Use of guidelines may measure one component of the organisation's maturity (Maturity Matrix12). The other components of the Maturity Matrix are clinical records, audit of clinical performance, clinician access to clinical information, prescribing, practice‐based organisational meetings, sharing information with patients and patient feedback systems. The grading of maturity increases as the level of competence increases. The Current Care guidelines are well distributed and disseminated to all professionals and practically all healthcare organisations via a professional health portal (Terveysportti) and they are also freely available on the internet (http://www.kaypahoito.fi). Thus the guidelines are incorporated into clinical information systems, which underline the importance of the quality of the guidelines. Care pathways and the 2005 implemented national criteria for referral to elective care (http://www.stm.fi) are based on guidelines whenever possible, so the evidence is integrated in the core healthcare.
The quality of evidence is relevant to guideline implementation. According to Dutch researchers, compliance with guidelines is better if the evidence base is solid.13 The implementation of a guideline is also facilitated by the quality of the guideline itself—that is, its readability and directness.14 One cornerstone of good‐quality guidelines is supporting the most central recommendations with evidence summaries. These also serve as a message from the guideline development group to the audience, highlighting the importance of specific areas of the guideline, which therefore are supported by the evidence summaries. The aim of using the evidence and the guidelines is to improve the quality of healthcare. The existing evidence is not always applicable or even directly relevant to clinical practice. Pertaining to guidelines, a tool has been developed to aid the Current Care board in making decisions about new guideline topics, to better ensure their clinical relevance and importance to the national healthcare system.9 Another project has been launched with the aim of developing an interactive electronic decision support (EDS) based on the guidelines, which, along with the electronic patient record (EPR), will support clinical decision making.15 There are still many obstacles, such as motivating clinicians to use the EPR actively in a structured way and resolution of data protection issues. However, in the long run, when the electronic guidelines, the EDS and the EPR, are in place, it will become normal practice to collect and analyse clinical outcomes data online. This system may also enable us to improve the relevance of our research questions.
We have used the available Current Care guideline material to describe the available proportions of the evidence levels A–D for guideline development. The present results confirm the previous estimates that about 10–20% of clinical decisions are based on good evidence. The next step will be to analyse more carefully the grade C and D evidence summaries and whether these can be used to highlight the gaps in our evidence base, and thereby guide the questions for researchers to answer next.

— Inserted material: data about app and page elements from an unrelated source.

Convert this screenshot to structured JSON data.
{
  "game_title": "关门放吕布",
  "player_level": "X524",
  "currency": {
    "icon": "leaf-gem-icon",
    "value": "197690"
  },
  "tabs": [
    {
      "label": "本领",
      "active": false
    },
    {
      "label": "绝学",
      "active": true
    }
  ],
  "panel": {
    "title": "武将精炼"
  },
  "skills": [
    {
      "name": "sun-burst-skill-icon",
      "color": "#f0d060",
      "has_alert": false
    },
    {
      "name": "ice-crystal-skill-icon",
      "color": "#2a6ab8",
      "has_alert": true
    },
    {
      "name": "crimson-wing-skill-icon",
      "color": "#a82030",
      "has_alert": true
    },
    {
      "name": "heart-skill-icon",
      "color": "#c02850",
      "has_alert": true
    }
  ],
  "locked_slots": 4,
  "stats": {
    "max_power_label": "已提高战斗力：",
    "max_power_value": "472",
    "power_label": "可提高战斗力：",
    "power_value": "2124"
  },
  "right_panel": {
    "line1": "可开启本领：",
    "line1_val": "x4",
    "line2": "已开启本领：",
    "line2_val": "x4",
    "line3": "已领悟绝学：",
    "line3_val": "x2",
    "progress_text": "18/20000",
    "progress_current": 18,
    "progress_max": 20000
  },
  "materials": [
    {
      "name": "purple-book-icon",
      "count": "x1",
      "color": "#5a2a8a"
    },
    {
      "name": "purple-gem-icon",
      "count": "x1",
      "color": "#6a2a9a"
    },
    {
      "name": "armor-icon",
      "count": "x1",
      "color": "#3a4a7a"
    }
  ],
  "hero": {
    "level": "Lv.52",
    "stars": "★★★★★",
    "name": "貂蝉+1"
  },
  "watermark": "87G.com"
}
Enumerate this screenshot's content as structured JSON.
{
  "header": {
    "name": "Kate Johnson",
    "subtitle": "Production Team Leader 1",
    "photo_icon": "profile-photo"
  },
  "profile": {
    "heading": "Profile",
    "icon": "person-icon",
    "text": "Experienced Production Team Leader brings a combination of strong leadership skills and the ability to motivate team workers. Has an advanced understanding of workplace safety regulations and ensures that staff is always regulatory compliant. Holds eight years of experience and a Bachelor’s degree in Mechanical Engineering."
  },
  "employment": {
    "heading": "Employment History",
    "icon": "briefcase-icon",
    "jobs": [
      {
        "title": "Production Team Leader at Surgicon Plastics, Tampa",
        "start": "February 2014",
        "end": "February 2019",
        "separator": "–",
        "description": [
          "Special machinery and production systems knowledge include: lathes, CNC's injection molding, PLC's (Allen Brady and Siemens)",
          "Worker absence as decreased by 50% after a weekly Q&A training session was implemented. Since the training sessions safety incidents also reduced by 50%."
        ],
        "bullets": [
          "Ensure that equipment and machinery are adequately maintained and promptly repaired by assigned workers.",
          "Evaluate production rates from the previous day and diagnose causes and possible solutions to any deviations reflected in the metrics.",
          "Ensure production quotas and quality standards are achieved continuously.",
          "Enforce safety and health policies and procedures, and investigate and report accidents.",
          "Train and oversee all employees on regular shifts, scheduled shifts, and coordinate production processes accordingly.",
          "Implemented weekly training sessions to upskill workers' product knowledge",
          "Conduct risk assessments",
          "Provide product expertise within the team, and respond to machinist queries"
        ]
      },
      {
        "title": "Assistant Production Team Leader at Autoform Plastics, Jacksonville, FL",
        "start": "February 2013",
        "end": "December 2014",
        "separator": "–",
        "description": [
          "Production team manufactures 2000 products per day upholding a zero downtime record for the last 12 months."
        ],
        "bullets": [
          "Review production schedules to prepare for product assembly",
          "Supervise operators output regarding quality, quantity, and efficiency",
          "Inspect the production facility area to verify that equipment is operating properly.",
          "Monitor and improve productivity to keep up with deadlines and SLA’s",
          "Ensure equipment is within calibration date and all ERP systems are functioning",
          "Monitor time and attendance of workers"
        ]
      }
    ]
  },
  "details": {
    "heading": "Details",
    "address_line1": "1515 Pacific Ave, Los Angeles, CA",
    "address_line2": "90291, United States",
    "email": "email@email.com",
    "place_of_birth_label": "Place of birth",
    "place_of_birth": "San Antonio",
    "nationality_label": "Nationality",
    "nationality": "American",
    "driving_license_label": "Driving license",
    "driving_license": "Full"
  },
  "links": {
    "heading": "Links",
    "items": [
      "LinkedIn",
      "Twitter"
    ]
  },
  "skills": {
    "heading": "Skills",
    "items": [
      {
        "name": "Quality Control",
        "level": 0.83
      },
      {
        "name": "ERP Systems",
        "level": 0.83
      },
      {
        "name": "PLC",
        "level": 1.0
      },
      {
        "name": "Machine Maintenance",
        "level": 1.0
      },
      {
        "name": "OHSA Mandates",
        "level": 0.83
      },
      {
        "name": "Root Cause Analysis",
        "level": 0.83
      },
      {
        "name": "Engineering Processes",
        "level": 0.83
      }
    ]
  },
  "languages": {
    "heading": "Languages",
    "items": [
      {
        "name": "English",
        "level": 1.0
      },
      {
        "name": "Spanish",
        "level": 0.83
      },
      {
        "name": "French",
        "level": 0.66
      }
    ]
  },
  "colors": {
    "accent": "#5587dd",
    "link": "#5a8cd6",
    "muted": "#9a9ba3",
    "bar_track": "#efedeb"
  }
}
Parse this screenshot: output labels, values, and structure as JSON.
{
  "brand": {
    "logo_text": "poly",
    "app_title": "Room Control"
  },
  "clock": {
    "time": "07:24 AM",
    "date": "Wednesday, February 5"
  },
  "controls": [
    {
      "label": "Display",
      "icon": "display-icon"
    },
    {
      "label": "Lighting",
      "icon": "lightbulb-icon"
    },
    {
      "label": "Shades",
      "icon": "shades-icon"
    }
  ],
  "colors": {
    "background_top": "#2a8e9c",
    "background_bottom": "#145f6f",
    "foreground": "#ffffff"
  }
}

All authors contributed to the study design and interpretation of the data, carried out the analyses and prepared the draft manuscript. All authors participated in revising the manuscript for important intellectual content and approved the version to be published.
No ethics approval was required for this study.
Competing interests: None.